Author: Dr. Michael Sharp
The following review was contributed by: Mary Simmons: Click Here To Read Mary's Reviews
Using poetic, flowing language, Michael Sharp spins a tale of creation that
is both familiar and new in the first volume of his fourth book, 'The Book
Having been raised as a Christian and not having explored the metaphysical
concepts set forth in either this book or any of Sharp's previous
publications, I approached this book with some mixed feelings. However, I
did not find Sharp's picture of creation entirely foreign or completely
contradictory to my own beliefs and I could certainly appreciate his command
of the language and his style of writing. I found myself entranced with the
imagery he created within the pages of 'The Book of Light,' re-reading
passages and forging ahead to discover each new step. The mantras repeated
throughout the book are words to live by, no matter what your faith
background may be.
Sharp introduces the book by saying it is an attempt to answer the really
big questions all human beings have asked at some point in their lives: What
is the nature of God? What is the nature of creation? What is my purpose?
and more, adding that his hope is that readers will finish the book with a
new perspective on spiritual theories.
The book begins at the stage of creation when there was only awareness and
consciousness in the form of "a single speck of light, a single perspective
of self and a single monadic spark."
But this existence could only last for a period of time before the entity
became bored with this state of being and began to wonder what could conquer
Sharp says when you have an eternity to ponder, boredom is inevitable and
from this boredom comes the opportunity to create new and wonderful things.
Every step in the unfolding of creation as laid out in 'The Book of Light'
is brought on by trying to solve the problem of boredom.
And so a new toy was created, a "Plastercine of Paradise," but eventually
boredom set in again and a new inspiration was sought. The only solution was
to add another "eye" to creation.
With each new "eye" or "monad" that comes into being and brings with it the
creation of new and exciting dimensions, there is no inequality or
hierarchy. With each level, narrower viewpoints emerge, but this is not a
Sharp says we are all equal in creation and we are all capable of getting
everything we want as long as everyone is having fun.

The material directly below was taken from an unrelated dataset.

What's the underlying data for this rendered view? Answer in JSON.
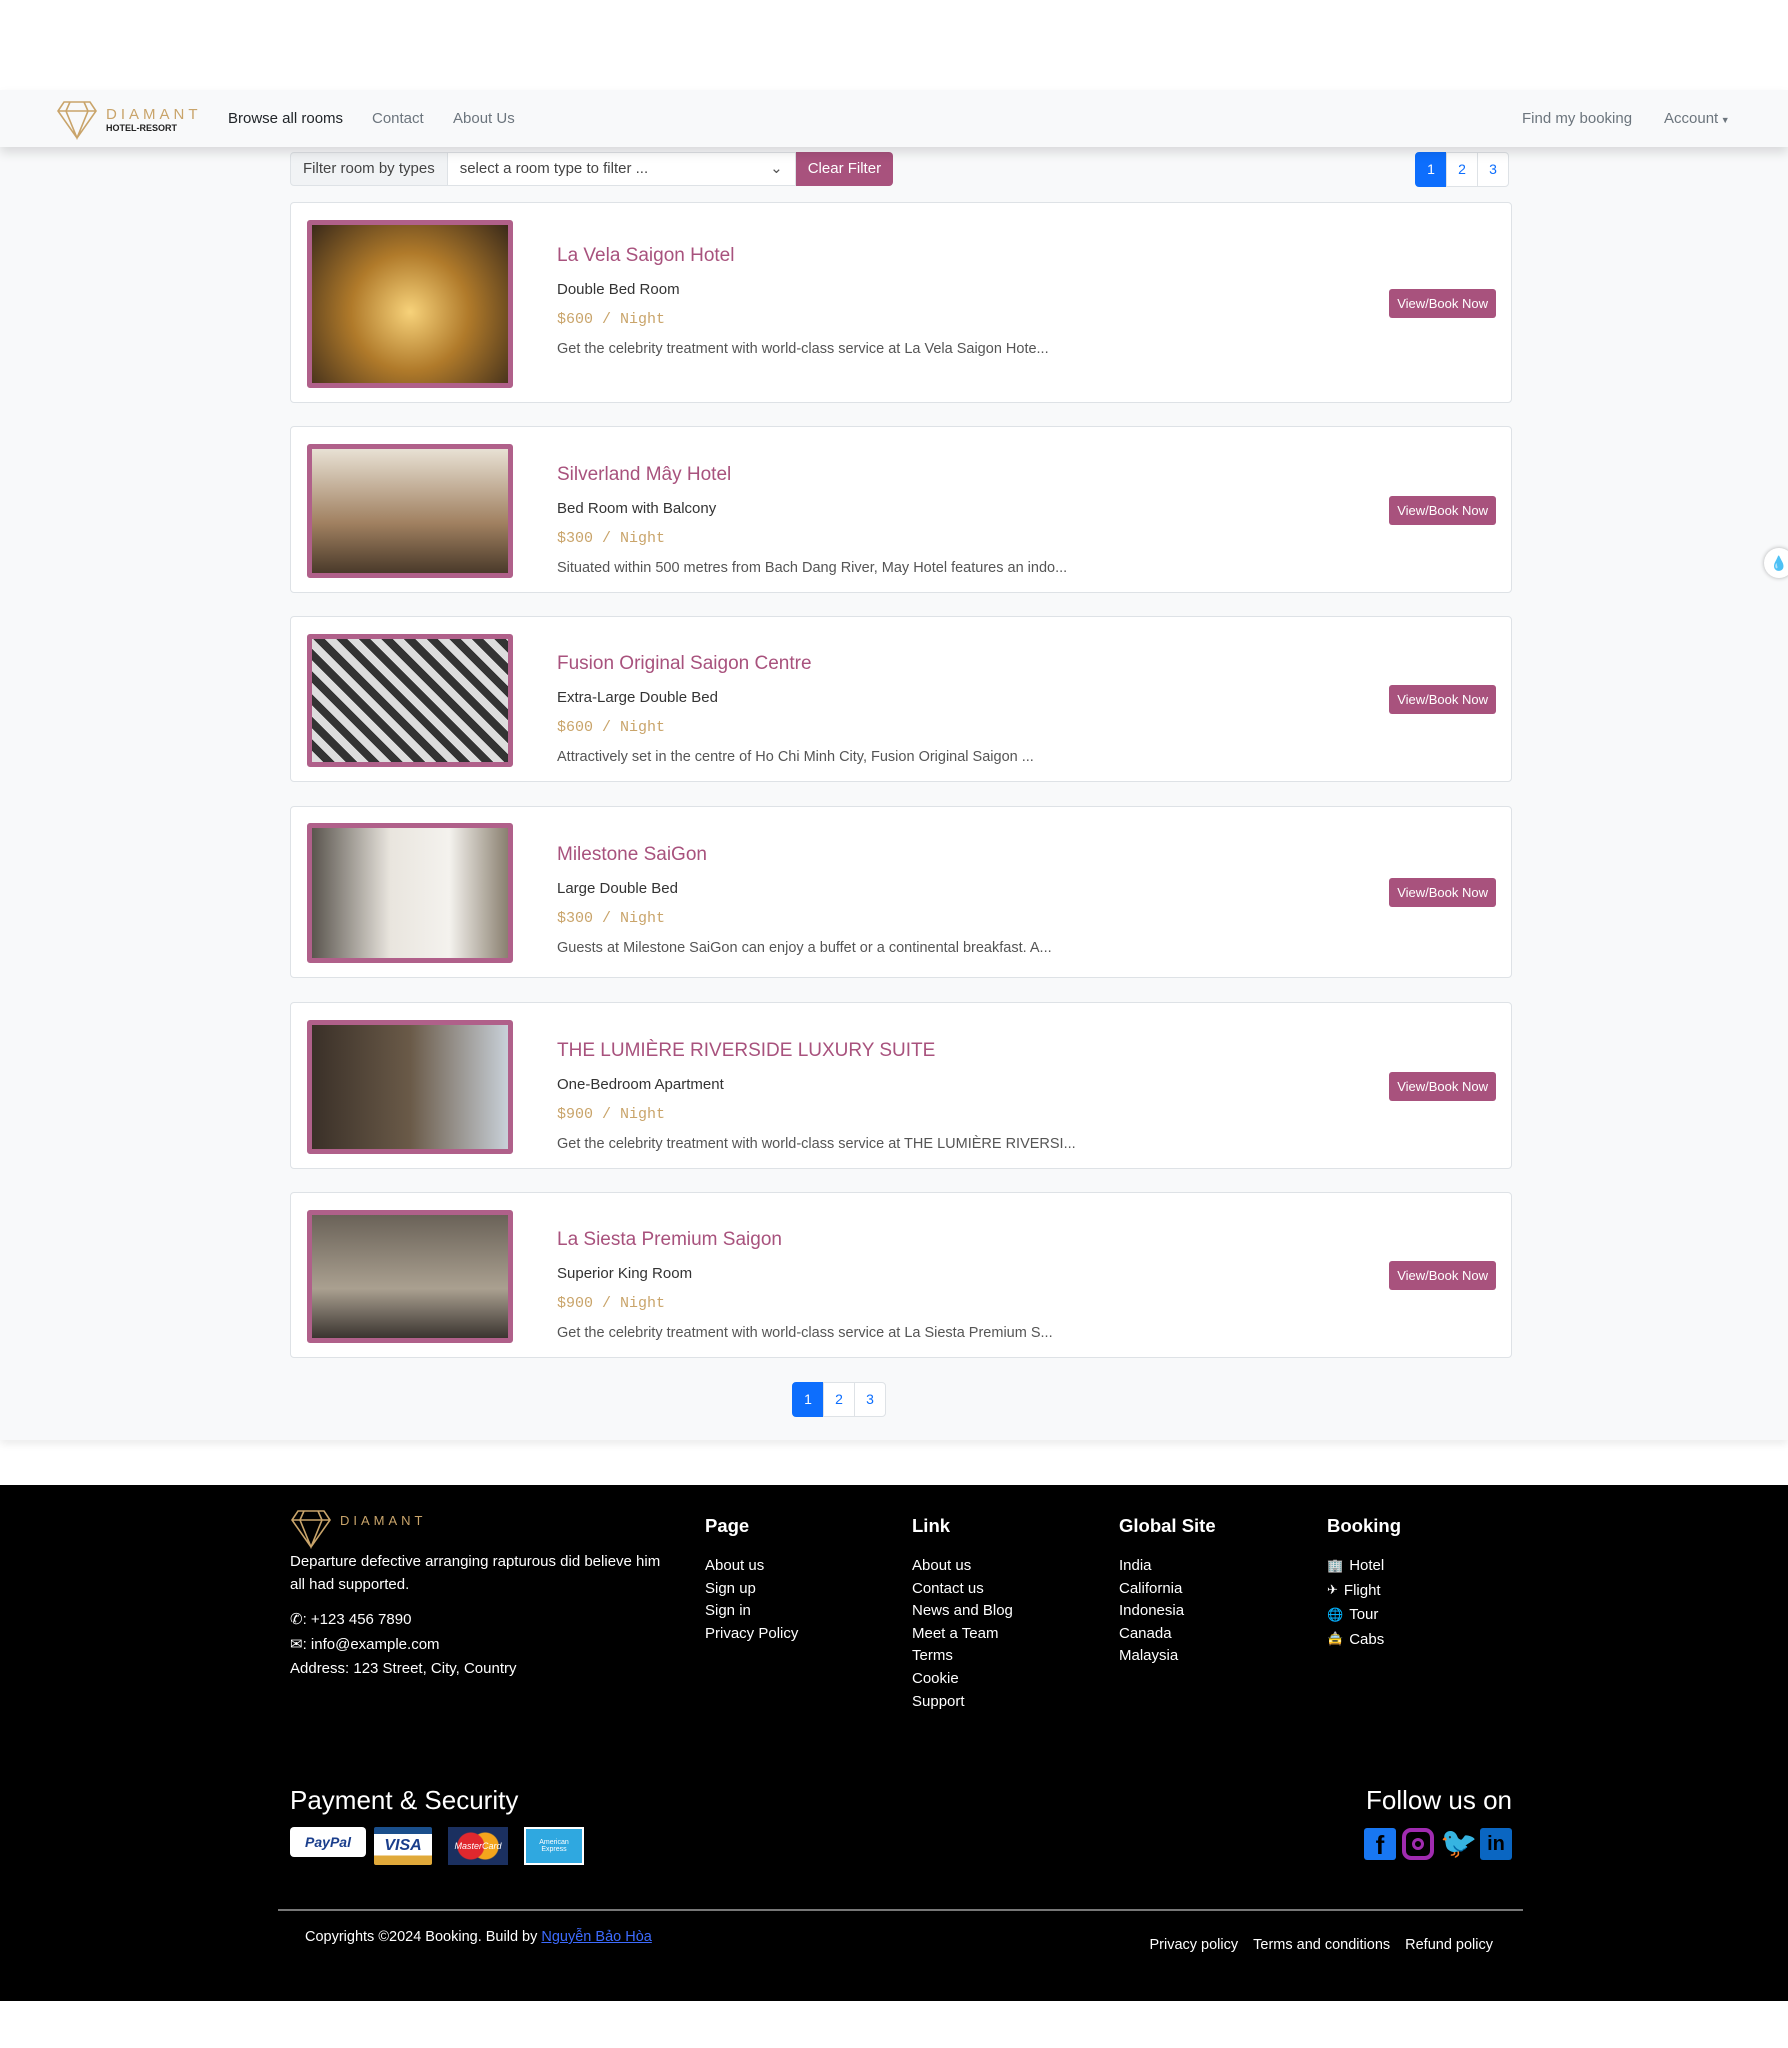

This insistence on
everyone being motivated by fun reminded me of the greatest happiness
principle endorsed by the founder of Utilitarianism, Jeremy Bentham, who
said we should decide if our actions are moral by asking ourselves if they
will result in bringing the greatest amount of happiness to the greatest
number of people.
In fact, this was not the only aspect of 'The Book of Light' which seemed
familiar to me. Although Sharp wants his readers to gain new insights into
important spiritual questions, he admits "new" is a bit of a misnomer since
many of the ideas are "old;" they are simply put together in a new and
For anyone who has asked themselves these questions, 'The Book of Light' is
a fascinating read that will not only benefit your life, but also the lives
of children with leprosy since 100 per cent of the author royalties of the
North American paperback edition of this book will be donated to charity.